Right-click on the orange bars and change the chart type to scatter plot XY.
The scatter plot values will plot a point on each x-axis value.
Next, right-click on the plot area and click “Select data...” You may need to change the Series 2 data X-axis values to 5.5 by selecting the columns in your data. This is because Excel automatically plots the scatter plot using the x-values from Series1, which contains the data for the frequency of adverse events (not shown).
When you click the box on the right, you will be prompted to select the data array.
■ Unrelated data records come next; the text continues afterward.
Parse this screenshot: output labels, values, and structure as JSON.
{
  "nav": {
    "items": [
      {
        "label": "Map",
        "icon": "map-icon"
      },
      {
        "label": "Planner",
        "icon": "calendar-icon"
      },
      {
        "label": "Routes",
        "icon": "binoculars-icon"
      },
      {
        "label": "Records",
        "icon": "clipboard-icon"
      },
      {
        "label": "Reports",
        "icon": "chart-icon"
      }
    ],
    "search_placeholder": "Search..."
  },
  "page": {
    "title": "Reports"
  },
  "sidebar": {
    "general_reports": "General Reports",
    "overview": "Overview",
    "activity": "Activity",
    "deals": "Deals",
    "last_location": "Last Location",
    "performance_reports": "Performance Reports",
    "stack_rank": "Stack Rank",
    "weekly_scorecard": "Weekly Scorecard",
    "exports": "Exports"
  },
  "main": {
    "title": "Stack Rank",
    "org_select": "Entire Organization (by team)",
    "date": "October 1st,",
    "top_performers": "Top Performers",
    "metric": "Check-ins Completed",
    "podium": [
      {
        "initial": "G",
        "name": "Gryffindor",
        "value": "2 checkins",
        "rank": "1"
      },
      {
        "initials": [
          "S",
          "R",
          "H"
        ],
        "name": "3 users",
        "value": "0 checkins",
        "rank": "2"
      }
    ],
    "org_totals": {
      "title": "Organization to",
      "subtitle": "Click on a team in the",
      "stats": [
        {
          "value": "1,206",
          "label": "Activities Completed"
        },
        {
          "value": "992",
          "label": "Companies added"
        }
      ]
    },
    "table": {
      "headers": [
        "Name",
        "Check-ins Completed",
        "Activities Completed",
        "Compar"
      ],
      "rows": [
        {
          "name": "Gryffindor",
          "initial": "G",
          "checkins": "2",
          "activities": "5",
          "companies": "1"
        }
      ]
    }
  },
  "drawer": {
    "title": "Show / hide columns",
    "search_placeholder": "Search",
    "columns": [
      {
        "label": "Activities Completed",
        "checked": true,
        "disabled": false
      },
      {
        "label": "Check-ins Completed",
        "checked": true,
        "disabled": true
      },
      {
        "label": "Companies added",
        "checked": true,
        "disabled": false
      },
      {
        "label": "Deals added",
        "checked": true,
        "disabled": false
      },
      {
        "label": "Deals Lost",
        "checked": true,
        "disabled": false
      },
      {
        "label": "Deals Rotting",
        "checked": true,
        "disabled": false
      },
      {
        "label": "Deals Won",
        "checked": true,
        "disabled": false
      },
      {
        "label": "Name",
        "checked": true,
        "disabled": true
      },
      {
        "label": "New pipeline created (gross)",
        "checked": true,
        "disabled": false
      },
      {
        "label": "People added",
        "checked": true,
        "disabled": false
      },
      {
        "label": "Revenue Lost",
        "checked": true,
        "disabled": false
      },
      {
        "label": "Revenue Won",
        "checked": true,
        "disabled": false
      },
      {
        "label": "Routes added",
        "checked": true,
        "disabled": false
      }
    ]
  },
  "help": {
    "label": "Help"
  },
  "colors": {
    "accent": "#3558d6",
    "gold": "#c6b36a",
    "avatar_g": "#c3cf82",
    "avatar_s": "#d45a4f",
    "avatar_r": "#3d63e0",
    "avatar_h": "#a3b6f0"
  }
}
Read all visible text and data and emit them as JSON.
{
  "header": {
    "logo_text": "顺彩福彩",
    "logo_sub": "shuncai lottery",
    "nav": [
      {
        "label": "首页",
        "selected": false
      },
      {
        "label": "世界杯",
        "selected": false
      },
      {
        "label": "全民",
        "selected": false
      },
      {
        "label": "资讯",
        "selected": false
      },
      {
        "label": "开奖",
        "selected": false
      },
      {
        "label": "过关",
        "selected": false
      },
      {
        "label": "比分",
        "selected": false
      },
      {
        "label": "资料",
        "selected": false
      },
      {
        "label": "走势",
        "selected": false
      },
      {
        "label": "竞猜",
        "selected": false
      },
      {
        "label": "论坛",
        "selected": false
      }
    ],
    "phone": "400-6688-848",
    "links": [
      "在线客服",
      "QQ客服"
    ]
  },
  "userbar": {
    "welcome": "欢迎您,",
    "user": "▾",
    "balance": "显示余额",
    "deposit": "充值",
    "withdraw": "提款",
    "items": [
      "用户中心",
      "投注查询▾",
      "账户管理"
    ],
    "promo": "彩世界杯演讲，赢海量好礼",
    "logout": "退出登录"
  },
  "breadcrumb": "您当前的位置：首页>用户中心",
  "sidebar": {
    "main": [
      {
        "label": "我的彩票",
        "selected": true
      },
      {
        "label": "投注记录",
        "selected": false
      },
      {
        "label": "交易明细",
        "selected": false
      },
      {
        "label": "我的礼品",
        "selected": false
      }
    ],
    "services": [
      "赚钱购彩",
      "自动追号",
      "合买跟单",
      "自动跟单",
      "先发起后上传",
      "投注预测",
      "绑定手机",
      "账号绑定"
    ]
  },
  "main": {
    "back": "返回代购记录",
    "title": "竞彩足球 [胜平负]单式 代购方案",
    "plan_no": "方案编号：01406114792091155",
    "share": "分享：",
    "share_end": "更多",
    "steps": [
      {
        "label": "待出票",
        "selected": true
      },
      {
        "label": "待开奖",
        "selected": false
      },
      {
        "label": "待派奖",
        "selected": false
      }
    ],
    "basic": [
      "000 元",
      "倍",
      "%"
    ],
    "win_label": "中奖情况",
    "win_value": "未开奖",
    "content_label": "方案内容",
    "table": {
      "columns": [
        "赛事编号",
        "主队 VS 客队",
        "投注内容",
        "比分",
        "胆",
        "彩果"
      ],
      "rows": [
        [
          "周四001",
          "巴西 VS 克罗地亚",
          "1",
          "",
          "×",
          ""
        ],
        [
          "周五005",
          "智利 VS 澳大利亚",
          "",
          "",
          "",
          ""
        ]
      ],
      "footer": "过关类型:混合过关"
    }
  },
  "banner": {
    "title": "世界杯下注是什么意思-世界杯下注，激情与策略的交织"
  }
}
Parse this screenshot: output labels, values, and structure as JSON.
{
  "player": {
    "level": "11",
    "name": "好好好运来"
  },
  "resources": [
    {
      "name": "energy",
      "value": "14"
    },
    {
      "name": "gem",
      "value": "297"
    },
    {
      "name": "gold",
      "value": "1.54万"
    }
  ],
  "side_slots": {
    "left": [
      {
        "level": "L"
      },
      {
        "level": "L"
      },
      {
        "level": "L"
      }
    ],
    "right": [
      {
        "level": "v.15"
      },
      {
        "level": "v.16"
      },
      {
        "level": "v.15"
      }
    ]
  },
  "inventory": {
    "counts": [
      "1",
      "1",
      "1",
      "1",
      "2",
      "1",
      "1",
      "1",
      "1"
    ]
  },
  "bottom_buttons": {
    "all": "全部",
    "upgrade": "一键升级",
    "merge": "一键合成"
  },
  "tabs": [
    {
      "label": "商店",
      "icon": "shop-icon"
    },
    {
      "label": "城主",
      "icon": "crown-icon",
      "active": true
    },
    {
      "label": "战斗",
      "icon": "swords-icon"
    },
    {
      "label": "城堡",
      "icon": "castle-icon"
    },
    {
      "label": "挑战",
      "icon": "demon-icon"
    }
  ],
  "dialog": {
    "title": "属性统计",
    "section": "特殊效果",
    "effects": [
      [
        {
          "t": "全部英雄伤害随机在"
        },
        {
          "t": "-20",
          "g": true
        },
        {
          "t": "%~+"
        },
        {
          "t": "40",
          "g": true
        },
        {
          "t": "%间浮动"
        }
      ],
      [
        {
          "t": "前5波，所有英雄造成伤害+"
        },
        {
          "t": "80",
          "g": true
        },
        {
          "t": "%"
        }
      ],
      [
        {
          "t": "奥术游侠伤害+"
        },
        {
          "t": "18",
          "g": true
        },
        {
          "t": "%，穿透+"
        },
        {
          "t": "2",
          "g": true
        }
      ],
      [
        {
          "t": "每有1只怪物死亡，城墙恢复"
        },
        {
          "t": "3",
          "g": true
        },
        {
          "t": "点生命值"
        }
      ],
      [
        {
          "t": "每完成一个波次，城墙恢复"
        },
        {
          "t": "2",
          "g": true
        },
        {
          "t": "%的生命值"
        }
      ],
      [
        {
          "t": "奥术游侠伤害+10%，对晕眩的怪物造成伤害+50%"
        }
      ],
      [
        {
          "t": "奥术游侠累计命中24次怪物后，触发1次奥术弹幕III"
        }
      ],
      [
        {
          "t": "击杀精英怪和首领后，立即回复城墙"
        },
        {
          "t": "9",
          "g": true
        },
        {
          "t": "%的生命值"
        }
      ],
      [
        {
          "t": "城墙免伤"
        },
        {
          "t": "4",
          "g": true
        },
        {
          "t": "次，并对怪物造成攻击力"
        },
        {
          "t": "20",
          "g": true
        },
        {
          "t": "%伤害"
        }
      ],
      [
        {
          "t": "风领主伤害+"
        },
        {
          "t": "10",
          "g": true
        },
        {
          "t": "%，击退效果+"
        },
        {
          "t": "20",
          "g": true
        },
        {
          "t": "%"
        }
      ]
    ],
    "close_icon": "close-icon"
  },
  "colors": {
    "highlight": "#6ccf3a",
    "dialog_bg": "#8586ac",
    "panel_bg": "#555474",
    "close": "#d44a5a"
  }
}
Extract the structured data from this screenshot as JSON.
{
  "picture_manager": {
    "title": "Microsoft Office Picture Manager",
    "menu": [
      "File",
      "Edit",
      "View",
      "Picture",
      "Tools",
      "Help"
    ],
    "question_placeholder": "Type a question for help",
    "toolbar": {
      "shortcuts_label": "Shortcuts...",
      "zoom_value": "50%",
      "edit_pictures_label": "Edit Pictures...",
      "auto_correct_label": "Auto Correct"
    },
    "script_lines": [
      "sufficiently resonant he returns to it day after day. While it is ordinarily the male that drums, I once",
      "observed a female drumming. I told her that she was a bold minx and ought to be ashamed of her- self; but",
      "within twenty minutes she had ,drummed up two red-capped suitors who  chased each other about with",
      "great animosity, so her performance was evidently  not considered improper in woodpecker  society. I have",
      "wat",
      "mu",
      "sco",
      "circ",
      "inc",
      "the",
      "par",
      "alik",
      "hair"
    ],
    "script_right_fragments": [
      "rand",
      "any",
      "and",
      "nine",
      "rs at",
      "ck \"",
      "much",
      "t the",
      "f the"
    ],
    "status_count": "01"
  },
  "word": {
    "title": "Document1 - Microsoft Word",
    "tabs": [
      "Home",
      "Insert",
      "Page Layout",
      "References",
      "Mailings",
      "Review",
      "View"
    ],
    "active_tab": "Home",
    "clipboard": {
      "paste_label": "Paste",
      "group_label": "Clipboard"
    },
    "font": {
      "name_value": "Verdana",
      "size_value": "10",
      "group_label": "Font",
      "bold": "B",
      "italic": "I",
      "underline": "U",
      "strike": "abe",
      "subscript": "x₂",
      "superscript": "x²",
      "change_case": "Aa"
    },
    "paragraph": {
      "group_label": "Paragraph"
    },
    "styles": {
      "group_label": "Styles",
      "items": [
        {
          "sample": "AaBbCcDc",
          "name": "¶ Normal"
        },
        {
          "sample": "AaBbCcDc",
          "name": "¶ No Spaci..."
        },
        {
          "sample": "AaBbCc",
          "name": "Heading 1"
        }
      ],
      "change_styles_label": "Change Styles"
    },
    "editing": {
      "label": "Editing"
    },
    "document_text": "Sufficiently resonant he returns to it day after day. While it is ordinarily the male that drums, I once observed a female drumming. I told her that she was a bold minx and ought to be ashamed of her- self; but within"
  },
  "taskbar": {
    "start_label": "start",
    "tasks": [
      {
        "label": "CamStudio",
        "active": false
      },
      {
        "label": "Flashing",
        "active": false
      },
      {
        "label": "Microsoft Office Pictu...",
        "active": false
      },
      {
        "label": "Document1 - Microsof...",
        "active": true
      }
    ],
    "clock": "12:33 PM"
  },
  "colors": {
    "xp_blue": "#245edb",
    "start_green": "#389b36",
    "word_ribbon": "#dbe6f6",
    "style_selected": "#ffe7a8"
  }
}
Select the left column of the data set and click “Ok.”
You bar chart should look like the following.
Left click on the dots for the scatter plot and the “More Error Bars Options.”
Make sure you are working on the horizontal error bars and select “Minus” for the Directions, “No Cap” for the End Style, and “Custom” for the Error Amount.
Specify a value for the “Negative Error Value” as 5. Then click “Ok.” Your plot should look like the following.
Now, you can change the width of the error bars, change the color of the error bars to white, and hide the scatter plot dots to get the chart in Figure 5. We used a navy blue color for the bars and a width of 1.5 for the error bars and increased by width by 15%.
After making additional changes to the font and color, our final bar chart can impress while yielding very useful information about the number of adverse events in WA state in 2016. You can easily discriminate the most common type of adverse events and quickly eyeball by how much.
In this blog, we explained the rationale for not using dimensional bar charts with 2-dimensional data. We also provided instructions on how to create bar charts with gridlines that are informative and in front of the bars. In the next blog, we will discuss distortion and how it can generate ambiguity and confusion when not properly scaled.
Credit for creating the gridlines in front of the bars goes to Jon Peltier who wrote a tutorial on gridlines (https://peltiertech.com/column-chart-gridlines-cutting-through-bars/).
1. Tufte ER. (2001) The Visual Display of Quantitative Information. Second Edition. Cheshire, CT. Graphics Press, LLC.